After opening its first store in the UK last Friday, Best Buy has seen its best-ever opening weekend sales since they first set up shop in 1983. In this age of online shopping, it's surprising. But not for the UK.
See, here in my home country, we don't have Fry's, Walmart, or Circuit City. Sure, we've got a few chains—Currys, PC World, and up until recently Dixons (which has now gone online-only), but we certainly don't have any megamarts full of aisles of various cables and plugs like the States does.
Best Buy's first store is in Thurrock, Essex—located East of London, it's near where the 2012 Olympics will be held. While Best Buy had some decent reductions on its opening day, and a lot of fanfare, I can see it doing really well here, despite the obvious threat of online shopping on Amazon etc being strong.

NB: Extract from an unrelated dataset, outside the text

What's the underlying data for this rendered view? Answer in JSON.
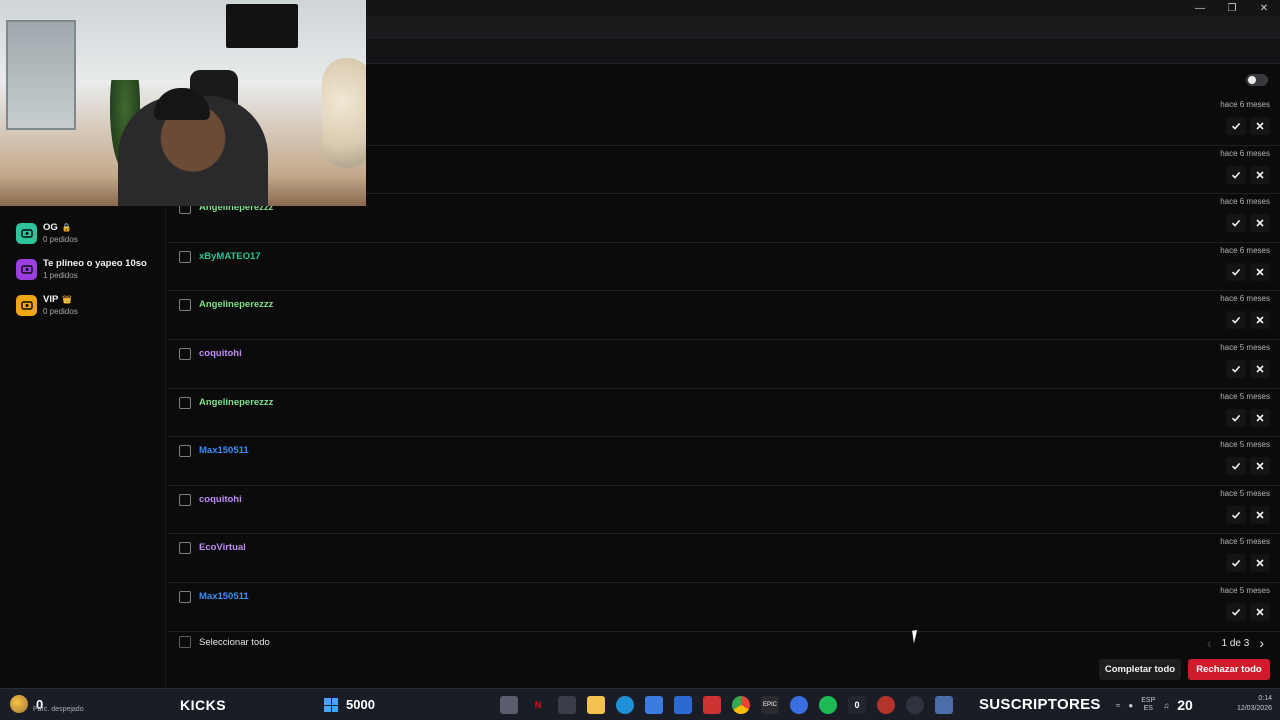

Currys and Dixons, owned by the same DSG International group, have a pretty bad reputation. While Dixons has gone online-only, Currys still manages to astound with its poor choice and lack of knowledge in staff. Fair enough, I'm aware I know more about technology than the average bloke off the street, but every time I've visited a branch I've always been appalled by how little they know. Not just that though—it's the amount of incorrect information they're willing to feed potential customers. They are quite willing to just make stuff up on the spot, to sell a couple of TVs.
It's got to the point where if I'm walking past a branch I'll duck in, just to quiz an assistant and hear their bumbling mistakes.
So Best Buy's got a real advantage here, I think. I know in the US their store assistants are famed for knowing jack all about the products they sell, but it's still a strong brand.
Having a decent range with semi-knowledgeable assistants should hopefully revitalize the high street retail tech industry. Jonathan Weinberg, a journalist at The Sun who I spoke to after he visited the store told me that "their level of technical knowledge on the whole seemed good in terms of the employees I chatted to before the launch," with the "American-style of customer service certainly making a change in Britain." Goodness knows it's needed. [TechRadar]
Image credit: The Sun